Comparison Based on Characteristics
When examining the characteristics, non-transitory medium emphasizes physical existence, extended retention of information, and machine-readability. Transitory signal, on the other hand, focuses on data transfer through networks, temporary presence, and communication without permanent storage.
A non-transitory medium’s physical existence allows for a tangible representation of data. This makes it easier for individuals and machines to interact with the stored information. Additionally, these mediums are designed to retain data for extended periods, ensuring that the information remains accessible over time. The machine-readability aspect of non-transitory mediums enables efficient processing and retrieval of data by computers and other devices.
In contrast, a transitory signal’s main characteristic is its temporary presence. It serves as a conduit for data transfer, providing a means for information to travel from one location to another. The temporary nature of a transitory signal means that it does not leave a lasting imprint. This can be advantageous in situations where data needs to be transmitted quickly and efficiently without the need for long-term storage.
Furthermore, transitory signals are designed to facilitate communication between devices and networks, enabling the seamless transfer of data across different platforms.
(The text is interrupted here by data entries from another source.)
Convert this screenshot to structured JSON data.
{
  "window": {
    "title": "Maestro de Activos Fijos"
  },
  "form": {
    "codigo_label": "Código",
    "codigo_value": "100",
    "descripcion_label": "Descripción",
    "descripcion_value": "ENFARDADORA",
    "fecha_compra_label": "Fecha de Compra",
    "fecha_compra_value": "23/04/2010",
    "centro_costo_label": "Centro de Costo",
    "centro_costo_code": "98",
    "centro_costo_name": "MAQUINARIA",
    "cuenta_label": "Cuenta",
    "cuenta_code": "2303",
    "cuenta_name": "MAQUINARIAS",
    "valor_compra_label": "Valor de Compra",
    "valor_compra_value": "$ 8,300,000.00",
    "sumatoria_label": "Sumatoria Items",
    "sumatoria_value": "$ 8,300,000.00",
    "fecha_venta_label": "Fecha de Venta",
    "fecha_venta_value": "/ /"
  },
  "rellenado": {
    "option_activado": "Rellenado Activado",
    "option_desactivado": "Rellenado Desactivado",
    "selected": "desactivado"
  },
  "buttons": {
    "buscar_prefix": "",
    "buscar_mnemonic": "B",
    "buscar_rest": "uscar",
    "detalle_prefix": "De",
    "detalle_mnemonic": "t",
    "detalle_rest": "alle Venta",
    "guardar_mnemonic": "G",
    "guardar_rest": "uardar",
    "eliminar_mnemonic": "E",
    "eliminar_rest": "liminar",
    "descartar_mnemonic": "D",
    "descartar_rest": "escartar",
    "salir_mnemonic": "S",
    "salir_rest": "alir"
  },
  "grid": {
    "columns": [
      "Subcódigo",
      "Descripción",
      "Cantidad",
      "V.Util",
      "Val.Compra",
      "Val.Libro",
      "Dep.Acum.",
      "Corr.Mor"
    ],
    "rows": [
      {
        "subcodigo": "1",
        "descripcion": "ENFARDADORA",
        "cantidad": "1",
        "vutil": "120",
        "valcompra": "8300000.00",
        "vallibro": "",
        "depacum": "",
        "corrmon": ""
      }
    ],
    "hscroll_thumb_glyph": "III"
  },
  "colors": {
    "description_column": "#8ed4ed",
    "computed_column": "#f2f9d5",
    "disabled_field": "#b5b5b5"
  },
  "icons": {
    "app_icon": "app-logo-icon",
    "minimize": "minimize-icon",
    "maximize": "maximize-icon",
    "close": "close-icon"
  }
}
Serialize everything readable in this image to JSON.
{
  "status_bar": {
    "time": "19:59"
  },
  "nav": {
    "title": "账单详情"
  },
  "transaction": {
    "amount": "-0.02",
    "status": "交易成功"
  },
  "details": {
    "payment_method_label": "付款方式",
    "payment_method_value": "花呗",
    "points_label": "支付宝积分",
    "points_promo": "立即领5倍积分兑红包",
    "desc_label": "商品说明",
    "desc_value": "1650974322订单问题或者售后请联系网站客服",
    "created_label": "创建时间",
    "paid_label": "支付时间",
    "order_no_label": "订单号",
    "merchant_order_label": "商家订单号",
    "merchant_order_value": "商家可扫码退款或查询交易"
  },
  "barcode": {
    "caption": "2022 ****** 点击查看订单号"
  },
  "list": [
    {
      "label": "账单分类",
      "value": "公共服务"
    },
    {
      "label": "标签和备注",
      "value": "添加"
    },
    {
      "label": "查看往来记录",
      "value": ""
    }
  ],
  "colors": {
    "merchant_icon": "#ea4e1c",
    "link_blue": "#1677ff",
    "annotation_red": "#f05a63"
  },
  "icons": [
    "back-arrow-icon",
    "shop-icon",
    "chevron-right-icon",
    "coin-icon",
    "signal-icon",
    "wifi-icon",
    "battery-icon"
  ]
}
This characteristic is particularly important in scenarios where real-time information exchange is crucial, such as live video streaming, online gaming, or instant messaging.
Implications of Non-Transitory Medium and Transitory Signal in Patent Law
The distinction between non-transitory medium and transitory signal has significant implications in patent law, impacting various aspects of patent applications and infringement cases.
Legal Interpretations and Controversies
The definitions of non-transitory medium and transitory signal have been subject to legal interpretation and controversies. Court decisions and patent office guidelines help shape the understanding and application of these terms, ensuring consistency and uniformity in patent claims.
Impact on Patent Applications and Infringement Cases
The distinction between non-transitory medium and transitory signal can influence the strength and scope of patent claims. Inventors need to carefully consider which category their invention falls into to ensure comprehensive protection. Likewise, in infringement cases, the interpretation of these terms can determine the validity of claims and the extent of liability.
In conclusion, understanding the difference between a non-transitory medium and a transitory signal is crucial when navigating patent claims. While non-transitory medium involves tangible storage with extended retention, transitory signals rely on data transmission without permanent storage. These distinctions have far-reaching implications in patent law, shaping the protection and enforcement of intellectual property. As technology continues to advance, further developments in non-transitory mediums and transitory signals are expected, necessitating continuous adaptation and interpretation within the patent landscape.